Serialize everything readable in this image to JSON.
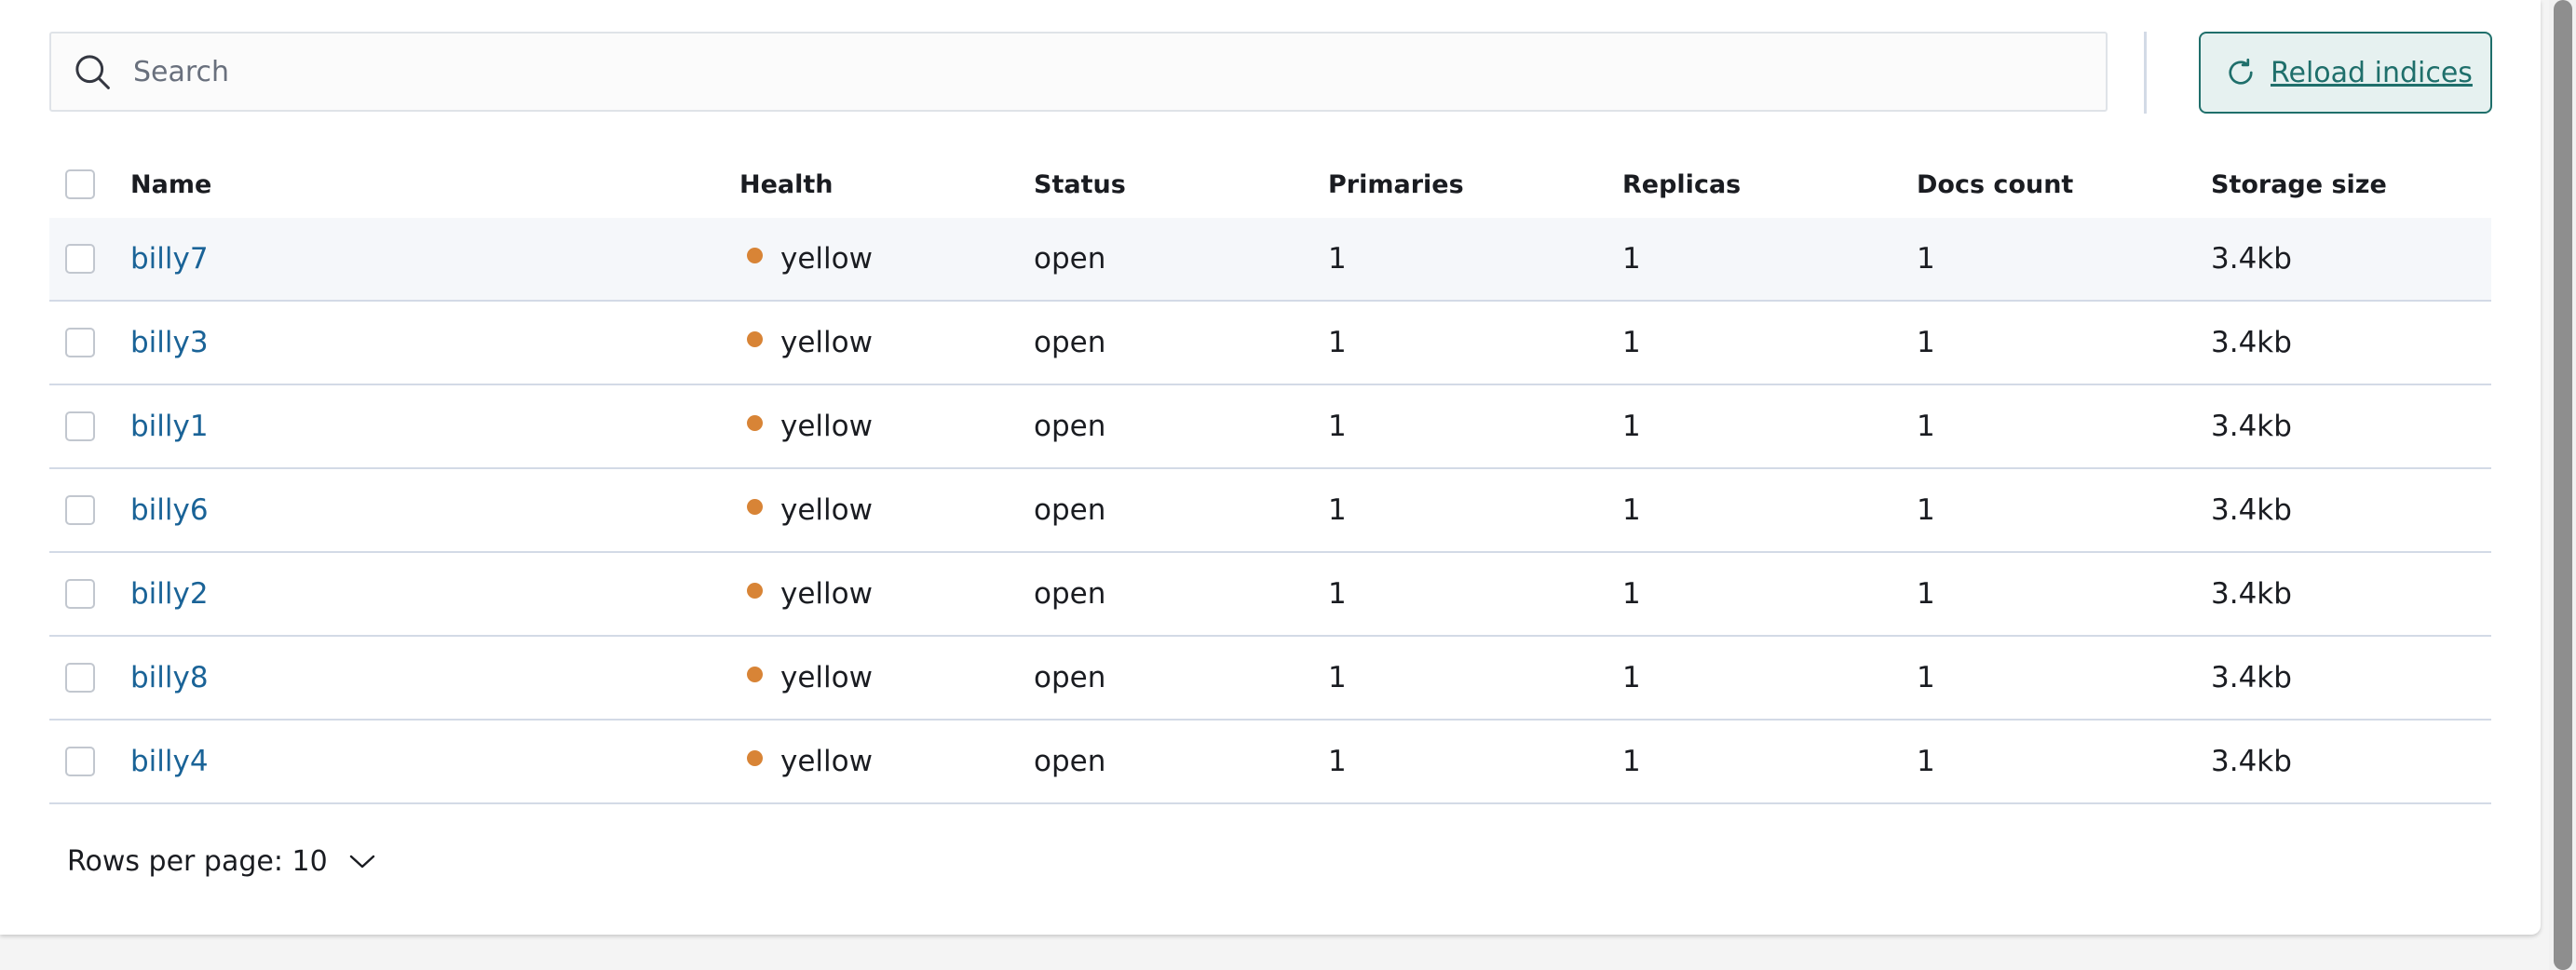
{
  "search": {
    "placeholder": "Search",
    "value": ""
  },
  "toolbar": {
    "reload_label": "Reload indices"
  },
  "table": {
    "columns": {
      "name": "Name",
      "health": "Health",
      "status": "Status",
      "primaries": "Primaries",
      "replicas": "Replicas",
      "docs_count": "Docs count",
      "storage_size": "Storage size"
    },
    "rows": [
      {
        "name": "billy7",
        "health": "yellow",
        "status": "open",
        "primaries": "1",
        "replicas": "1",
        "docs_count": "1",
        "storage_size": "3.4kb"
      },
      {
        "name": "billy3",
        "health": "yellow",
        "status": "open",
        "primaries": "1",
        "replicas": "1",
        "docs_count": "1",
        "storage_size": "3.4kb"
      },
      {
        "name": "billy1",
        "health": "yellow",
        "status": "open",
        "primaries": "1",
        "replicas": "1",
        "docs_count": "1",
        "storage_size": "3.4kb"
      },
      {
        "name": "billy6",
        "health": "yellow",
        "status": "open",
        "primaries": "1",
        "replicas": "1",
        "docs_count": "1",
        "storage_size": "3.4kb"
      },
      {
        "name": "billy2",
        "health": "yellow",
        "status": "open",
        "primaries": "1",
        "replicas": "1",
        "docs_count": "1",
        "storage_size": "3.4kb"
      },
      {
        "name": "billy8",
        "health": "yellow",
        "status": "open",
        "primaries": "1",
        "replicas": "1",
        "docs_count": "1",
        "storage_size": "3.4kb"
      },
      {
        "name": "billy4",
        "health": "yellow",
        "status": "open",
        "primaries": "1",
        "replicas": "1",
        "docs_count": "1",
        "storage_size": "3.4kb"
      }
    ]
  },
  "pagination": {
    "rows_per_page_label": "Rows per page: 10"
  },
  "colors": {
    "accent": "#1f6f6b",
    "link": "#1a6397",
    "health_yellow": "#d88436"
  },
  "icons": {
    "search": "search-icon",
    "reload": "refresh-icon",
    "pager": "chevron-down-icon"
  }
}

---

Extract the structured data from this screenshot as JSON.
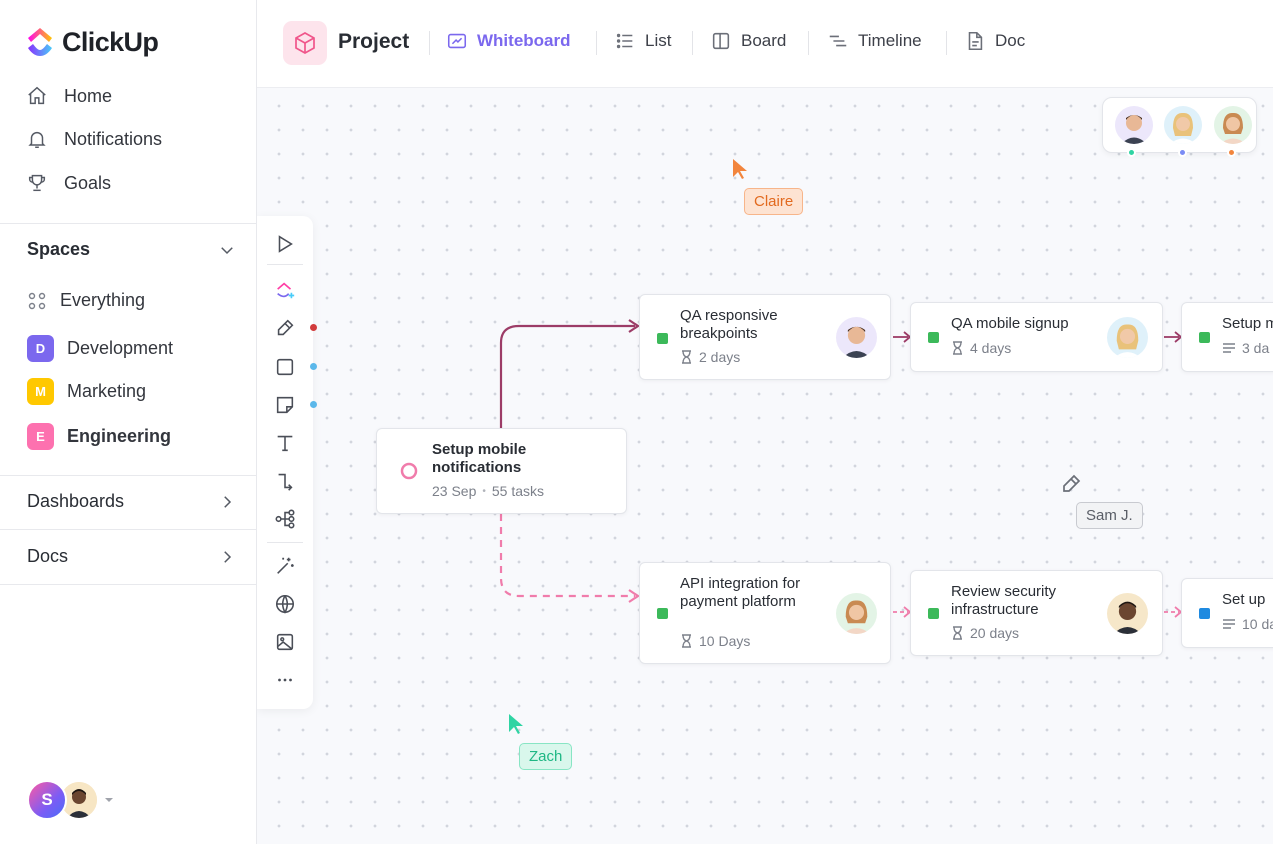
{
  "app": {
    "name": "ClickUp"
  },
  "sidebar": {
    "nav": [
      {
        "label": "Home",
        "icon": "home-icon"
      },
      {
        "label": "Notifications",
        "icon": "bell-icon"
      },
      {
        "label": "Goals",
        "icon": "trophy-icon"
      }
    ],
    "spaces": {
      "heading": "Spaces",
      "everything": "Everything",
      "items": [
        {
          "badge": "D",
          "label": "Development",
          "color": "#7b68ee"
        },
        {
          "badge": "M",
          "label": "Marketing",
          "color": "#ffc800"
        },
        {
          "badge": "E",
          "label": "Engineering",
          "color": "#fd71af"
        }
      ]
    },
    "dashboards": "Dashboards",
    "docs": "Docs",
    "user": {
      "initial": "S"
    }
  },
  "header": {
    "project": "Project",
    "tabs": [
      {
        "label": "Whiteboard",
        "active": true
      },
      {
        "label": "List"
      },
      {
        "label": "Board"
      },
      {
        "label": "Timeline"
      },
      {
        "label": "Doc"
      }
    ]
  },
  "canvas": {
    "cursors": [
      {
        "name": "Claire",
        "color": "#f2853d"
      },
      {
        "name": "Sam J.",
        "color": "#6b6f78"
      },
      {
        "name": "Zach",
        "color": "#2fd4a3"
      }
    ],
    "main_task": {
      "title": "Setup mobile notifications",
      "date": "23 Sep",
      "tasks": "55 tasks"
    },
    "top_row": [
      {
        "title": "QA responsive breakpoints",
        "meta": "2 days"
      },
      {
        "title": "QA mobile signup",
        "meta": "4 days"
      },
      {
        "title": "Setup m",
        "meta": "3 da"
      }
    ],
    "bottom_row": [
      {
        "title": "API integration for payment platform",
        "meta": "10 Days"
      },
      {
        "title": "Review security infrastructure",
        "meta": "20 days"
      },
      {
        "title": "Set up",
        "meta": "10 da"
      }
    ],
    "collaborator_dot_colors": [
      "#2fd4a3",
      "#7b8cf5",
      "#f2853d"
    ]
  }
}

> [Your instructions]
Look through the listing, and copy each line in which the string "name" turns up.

> [Answer space]
      "name": "Name",
        "name": "billy7",
        "name": "billy3",
        "name": "billy1",
        "name": "billy6",
        "name": "billy2",
        "name": "billy8",
        "name": "billy4",
    "name": "ClickUp"
        "name": "Claire",
        "name": "Sam J.",
        "name": "Zach",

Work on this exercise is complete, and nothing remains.